Copy out all of the records, exactly as they appear.

** Records for this task follows **

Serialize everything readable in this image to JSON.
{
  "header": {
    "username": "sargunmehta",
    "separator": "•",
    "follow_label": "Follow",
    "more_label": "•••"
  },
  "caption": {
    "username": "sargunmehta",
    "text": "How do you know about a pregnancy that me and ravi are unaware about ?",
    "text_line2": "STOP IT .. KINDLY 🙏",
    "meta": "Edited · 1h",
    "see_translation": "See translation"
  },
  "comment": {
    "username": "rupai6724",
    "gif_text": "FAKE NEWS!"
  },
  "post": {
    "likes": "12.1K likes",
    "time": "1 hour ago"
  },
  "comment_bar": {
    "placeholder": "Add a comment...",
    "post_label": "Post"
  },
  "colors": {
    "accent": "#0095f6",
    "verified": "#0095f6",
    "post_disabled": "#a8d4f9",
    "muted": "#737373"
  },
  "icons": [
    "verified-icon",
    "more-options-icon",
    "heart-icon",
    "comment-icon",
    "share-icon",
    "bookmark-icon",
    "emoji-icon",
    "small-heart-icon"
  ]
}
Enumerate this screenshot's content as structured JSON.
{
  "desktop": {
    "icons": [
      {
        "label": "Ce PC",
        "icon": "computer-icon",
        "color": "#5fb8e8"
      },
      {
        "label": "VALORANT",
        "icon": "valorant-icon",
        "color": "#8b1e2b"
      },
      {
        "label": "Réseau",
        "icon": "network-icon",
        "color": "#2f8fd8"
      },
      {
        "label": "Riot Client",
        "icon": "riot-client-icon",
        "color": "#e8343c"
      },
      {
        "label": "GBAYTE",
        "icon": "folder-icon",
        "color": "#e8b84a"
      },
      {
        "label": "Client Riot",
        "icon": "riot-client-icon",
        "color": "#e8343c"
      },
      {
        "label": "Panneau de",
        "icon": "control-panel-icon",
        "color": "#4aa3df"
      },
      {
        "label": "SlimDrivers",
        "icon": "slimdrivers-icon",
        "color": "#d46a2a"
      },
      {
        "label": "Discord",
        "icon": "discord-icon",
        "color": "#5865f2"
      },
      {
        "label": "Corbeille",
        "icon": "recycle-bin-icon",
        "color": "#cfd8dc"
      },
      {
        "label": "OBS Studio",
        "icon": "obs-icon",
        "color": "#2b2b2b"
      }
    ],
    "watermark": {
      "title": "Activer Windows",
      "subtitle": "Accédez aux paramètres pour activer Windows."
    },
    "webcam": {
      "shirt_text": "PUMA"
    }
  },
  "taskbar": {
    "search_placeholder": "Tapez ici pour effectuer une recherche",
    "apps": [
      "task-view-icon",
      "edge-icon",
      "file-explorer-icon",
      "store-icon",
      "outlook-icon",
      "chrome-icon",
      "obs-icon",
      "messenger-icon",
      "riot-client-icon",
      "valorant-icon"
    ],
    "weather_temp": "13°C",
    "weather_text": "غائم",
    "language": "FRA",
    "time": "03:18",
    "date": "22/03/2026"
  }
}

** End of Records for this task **

Solution:
Serialize everything readable in this image to JSON.
{
  "header": {
    "username": "sargunmehta",
    "separator": "•",
    "follow_label": "Follow",
    "more_label": "•••"
  },
  "caption": {
    "username": "sargunmehta",
    "text": "How do you know about a pregnancy that me and ravi are unaware about ?",
    "text_line2": "STOP IT .. KINDLY 🙏",
    "meta": "Edited · 1h",
    "see_translation": "See translation"
  },
  "comment": {
    "username": "rupai6724",
    "gif_text": "FAKE NEWS!"
  },
  "post": {
    "likes": "12.1K likes",
    "time": "1 hour ago"
  },
  "comment_bar": {
    "placeholder": "Add a comment...",
    "post_label": "Post"
  },
  "colors": {
    "accent": "#0095f6",
    "verified": "#0095f6",
    "post_disabled": "#a8d4f9",
    "muted": "#737373"
  },
  "icons": [
    "verified-icon",
    "more-options-icon",
    "heart-icon",
    "comment-icon",
    "share-icon",
    "bookmark-icon",
    "emoji-icon",
    "small-heart-icon"
  ]
}
Enumerate this screenshot's content as structured JSON.
{
  "desktop": {
    "icons": [
      {
        "label": "Ce PC",
        "icon": "computer-icon",
        "color": "#5fb8e8"
      },
      {
        "label": "VALORANT",
        "icon": "valorant-icon",
        "color": "#8b1e2b"
      },
      {
        "label": "Réseau",
        "icon": "network-icon",
        "color": "#2f8fd8"
      },
      {
        "label": "Riot Client",
        "icon": "riot-client-icon",
        "color": "#e8343c"
      },
      {
        "label": "GBAYTE",
        "icon": "folder-icon",
        "color": "#e8b84a"
      },
      {
        "label": "Client Riot",
        "icon": "riot-client-icon",
        "color": "#e8343c"
      },
      {
        "label": "Panneau de",
        "icon": "control-panel-icon",
        "color": "#4aa3df"
      },
      {
        "label": "SlimDrivers",
        "icon": "slimdrivers-icon",
        "color": "#d46a2a"
      },
      {
        "label": "Discord",
        "icon": "discord-icon",
        "color": "#5865f2"
      },
      {
        "label": "Corbeille",
        "icon": "recycle-bin-icon",
        "color": "#cfd8dc"
      },
      {
        "label": "OBS Studio",
        "icon": "obs-icon",
        "color": "#2b2b2b"
      }
    ],
    "watermark": {
      "title": "Activer Windows",
      "subtitle": "Accédez aux paramètres pour activer Windows."
    },
    "webcam": {
      "shirt_text": "PUMA"
    }
  },
  "taskbar": {
    "search_placeholder": "Tapez ici pour effectuer une recherche",
    "apps": [
      "task-view-icon",
      "edge-icon",
      "file-explorer-icon",
      "store-icon",
      "outlook-icon",
      "chrome-icon",
      "obs-icon",
      "messenger-icon",
      "riot-client-icon",
      "valorant-icon"
    ],
    "weather_temp": "13°C",
    "weather_text": "غائم",
    "language": "FRA",
    "time": "03:18",
    "date": "22/03/2026"
  }
}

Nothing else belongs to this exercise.